_Dataset:_
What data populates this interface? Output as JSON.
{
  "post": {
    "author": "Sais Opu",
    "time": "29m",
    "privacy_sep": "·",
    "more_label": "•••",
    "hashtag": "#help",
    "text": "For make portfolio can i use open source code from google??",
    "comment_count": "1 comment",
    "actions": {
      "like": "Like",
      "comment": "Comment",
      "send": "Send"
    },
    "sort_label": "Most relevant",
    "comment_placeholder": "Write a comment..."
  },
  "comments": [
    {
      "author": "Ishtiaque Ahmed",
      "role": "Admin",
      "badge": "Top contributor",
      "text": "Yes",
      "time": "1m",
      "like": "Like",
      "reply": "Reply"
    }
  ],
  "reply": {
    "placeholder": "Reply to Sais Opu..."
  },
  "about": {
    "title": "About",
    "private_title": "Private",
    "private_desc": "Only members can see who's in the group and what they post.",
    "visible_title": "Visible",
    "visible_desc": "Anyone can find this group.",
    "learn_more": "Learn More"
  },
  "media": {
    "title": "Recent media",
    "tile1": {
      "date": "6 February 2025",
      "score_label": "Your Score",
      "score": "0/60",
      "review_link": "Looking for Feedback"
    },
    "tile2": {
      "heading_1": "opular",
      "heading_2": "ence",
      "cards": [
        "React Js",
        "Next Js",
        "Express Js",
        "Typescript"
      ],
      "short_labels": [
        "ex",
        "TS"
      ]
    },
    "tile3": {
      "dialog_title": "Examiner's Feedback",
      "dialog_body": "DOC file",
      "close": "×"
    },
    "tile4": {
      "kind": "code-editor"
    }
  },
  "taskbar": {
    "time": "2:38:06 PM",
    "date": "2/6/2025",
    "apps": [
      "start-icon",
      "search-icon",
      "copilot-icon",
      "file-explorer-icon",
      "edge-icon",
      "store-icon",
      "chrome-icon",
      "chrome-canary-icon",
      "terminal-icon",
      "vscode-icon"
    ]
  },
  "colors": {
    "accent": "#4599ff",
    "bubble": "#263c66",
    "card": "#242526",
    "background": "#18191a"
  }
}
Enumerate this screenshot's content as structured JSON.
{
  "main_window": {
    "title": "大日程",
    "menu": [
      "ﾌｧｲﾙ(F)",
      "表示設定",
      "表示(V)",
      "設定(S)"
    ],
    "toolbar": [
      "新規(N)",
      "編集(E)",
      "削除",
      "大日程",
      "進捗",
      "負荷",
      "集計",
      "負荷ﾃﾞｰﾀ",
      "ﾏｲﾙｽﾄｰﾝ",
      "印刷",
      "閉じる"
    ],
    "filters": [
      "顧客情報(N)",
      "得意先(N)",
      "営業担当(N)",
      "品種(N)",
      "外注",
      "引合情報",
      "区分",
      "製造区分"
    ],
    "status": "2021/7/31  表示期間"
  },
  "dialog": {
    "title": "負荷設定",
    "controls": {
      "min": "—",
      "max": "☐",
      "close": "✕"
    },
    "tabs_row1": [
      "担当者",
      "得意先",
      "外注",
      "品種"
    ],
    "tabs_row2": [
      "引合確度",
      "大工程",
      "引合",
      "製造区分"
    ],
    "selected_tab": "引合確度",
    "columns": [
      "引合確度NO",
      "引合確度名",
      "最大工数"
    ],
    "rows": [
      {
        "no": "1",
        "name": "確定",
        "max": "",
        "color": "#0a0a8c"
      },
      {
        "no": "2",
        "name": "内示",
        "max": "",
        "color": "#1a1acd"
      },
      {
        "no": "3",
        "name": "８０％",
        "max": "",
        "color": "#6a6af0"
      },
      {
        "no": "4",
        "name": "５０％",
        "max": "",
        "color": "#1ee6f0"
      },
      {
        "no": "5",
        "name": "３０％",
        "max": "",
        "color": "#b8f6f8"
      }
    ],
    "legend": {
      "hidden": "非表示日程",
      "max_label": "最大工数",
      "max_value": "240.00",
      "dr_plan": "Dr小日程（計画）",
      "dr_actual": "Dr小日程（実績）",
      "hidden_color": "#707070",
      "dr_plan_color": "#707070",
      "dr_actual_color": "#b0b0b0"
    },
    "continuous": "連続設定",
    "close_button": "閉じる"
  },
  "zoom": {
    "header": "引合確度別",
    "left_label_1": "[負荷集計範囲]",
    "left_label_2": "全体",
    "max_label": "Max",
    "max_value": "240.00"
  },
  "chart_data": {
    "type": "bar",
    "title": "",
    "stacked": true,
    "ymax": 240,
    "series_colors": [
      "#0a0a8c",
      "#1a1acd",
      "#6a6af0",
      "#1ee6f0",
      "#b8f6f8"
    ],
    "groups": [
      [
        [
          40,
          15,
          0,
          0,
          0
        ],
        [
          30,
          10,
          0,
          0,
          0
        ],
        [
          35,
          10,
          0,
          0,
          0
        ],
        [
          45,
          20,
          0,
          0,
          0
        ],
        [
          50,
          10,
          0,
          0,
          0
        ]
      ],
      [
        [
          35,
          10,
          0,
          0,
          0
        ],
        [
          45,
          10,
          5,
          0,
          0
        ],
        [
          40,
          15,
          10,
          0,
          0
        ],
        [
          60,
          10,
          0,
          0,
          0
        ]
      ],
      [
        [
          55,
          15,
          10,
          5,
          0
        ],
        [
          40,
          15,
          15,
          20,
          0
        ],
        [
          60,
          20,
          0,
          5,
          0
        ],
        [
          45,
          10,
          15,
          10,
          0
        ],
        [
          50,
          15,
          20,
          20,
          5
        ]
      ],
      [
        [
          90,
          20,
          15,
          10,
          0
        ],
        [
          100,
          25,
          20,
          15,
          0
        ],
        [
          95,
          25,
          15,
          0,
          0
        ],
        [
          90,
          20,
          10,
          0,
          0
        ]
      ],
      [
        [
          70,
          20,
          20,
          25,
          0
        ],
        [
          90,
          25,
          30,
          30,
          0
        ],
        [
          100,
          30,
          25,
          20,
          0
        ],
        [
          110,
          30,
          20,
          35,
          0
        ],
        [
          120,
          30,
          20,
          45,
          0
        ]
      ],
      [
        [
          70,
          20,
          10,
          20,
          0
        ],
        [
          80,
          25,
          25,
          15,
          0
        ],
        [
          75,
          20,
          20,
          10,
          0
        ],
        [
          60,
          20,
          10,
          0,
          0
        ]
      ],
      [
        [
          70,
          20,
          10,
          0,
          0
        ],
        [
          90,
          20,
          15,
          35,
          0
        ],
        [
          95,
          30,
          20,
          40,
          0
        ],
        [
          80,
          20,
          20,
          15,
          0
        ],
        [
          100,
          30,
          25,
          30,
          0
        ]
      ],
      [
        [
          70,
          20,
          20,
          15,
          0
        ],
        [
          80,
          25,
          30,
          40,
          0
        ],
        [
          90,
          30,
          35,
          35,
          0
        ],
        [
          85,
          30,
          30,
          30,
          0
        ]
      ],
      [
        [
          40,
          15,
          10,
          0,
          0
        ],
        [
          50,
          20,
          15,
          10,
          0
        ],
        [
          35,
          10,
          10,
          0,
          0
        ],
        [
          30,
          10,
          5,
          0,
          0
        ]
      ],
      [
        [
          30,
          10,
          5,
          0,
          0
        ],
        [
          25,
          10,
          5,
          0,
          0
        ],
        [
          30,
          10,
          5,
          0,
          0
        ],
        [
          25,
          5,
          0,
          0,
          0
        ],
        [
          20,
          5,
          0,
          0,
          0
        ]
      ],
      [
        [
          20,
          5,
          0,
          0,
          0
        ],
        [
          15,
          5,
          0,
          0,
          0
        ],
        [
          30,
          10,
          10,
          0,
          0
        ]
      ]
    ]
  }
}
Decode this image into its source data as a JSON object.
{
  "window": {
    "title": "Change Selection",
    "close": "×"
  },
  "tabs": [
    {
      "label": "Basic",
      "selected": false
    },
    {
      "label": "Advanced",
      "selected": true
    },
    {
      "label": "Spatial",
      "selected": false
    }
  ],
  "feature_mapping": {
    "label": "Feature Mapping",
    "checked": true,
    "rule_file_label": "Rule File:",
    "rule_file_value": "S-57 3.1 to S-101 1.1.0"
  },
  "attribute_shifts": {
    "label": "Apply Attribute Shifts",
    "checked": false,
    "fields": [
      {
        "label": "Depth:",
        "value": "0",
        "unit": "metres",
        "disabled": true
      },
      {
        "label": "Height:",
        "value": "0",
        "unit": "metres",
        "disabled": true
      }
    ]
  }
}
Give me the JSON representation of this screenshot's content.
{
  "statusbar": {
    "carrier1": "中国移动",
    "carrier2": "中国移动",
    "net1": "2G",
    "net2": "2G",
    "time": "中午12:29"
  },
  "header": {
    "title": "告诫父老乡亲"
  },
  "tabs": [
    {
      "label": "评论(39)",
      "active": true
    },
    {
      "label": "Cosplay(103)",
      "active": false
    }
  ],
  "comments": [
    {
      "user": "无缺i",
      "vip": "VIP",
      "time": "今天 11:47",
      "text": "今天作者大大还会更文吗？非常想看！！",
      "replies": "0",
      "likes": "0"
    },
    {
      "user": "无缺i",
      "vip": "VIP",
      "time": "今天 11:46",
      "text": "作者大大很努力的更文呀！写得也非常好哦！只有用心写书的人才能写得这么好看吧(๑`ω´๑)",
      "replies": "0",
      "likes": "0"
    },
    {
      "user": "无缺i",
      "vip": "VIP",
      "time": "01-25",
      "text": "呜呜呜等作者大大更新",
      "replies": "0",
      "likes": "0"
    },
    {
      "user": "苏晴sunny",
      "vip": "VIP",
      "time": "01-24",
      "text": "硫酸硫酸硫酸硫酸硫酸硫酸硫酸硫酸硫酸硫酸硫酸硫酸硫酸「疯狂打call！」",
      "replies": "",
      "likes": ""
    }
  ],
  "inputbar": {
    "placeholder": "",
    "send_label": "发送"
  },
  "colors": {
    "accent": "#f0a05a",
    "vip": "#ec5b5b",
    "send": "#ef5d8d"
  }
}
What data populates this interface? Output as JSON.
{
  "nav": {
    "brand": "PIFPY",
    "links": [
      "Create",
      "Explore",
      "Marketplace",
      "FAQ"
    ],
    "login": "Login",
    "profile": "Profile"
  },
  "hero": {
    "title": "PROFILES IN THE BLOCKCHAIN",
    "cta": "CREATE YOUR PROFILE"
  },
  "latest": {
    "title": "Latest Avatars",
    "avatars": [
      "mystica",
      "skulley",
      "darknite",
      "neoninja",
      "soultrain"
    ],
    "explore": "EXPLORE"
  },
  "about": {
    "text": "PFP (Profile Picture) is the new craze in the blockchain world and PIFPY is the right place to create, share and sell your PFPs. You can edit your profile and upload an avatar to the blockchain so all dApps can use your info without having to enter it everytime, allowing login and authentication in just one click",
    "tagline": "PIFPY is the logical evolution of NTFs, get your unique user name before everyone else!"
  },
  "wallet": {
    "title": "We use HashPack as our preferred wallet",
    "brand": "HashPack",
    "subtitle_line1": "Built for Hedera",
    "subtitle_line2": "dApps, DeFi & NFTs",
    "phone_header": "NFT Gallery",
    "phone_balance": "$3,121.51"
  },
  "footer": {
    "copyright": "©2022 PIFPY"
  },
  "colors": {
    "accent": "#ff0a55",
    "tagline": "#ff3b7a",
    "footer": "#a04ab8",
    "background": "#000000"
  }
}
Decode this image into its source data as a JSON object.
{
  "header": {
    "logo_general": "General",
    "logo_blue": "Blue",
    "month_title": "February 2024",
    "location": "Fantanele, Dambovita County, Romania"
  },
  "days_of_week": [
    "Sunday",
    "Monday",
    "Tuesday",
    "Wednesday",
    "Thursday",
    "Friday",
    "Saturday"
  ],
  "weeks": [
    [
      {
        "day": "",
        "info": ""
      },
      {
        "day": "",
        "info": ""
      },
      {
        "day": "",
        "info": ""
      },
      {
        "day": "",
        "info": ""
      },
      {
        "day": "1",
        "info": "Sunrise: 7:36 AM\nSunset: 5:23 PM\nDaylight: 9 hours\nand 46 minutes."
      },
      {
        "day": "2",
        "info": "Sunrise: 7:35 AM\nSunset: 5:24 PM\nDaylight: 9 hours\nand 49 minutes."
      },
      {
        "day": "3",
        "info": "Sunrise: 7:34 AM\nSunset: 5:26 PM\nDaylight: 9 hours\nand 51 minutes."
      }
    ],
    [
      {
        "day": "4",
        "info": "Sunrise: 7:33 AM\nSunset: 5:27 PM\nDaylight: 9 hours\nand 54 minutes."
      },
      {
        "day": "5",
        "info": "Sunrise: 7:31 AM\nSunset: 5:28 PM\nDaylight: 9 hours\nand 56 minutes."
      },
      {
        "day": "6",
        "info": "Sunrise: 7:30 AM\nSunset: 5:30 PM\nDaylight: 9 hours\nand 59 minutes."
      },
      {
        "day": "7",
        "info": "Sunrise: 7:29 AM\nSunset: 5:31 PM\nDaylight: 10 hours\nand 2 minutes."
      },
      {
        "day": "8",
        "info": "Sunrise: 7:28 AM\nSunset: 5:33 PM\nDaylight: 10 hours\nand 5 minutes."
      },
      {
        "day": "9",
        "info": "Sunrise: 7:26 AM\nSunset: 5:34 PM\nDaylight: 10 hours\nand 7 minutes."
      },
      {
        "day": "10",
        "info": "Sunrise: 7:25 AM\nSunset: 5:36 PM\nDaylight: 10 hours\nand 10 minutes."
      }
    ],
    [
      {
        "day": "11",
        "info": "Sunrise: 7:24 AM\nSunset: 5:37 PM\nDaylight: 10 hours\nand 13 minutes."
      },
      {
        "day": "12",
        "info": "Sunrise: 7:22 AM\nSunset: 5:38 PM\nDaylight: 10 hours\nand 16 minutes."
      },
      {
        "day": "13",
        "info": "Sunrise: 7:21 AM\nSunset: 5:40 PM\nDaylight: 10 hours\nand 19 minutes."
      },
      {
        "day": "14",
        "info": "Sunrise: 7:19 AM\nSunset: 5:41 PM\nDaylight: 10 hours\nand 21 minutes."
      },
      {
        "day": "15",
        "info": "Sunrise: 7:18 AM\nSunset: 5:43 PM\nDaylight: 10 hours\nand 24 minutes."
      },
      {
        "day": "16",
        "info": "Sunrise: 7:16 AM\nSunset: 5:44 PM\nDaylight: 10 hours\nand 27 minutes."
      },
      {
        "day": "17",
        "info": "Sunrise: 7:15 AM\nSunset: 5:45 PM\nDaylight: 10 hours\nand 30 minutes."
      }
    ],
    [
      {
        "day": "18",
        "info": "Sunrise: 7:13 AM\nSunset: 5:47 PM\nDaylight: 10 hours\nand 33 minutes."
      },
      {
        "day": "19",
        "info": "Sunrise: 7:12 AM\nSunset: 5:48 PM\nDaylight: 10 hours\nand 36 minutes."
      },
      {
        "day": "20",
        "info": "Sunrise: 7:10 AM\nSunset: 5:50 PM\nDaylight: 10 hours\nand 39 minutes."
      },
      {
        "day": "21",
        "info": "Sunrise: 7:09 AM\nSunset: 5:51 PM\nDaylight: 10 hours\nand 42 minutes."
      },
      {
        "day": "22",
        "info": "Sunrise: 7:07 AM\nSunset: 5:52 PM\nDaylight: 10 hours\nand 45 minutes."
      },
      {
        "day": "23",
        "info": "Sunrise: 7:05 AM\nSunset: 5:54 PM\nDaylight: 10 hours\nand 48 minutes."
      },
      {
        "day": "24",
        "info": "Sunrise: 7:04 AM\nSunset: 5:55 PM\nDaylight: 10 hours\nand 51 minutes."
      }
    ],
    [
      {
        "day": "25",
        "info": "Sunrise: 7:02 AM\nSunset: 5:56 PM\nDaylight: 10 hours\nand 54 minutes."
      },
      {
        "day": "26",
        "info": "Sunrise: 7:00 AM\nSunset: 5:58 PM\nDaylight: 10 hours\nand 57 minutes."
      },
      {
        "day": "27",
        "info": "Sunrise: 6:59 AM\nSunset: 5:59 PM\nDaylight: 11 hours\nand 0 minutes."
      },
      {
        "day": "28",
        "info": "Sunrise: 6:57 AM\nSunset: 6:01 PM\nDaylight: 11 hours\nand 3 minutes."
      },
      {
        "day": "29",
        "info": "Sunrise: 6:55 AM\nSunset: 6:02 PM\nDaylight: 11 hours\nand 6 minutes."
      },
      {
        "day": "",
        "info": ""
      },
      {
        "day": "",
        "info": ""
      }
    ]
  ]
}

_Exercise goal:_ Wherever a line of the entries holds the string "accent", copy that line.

_Task result:_
    "accent": "#4599ff",
    "accent": "#f0a05a",
    "accent": "#ff0a55",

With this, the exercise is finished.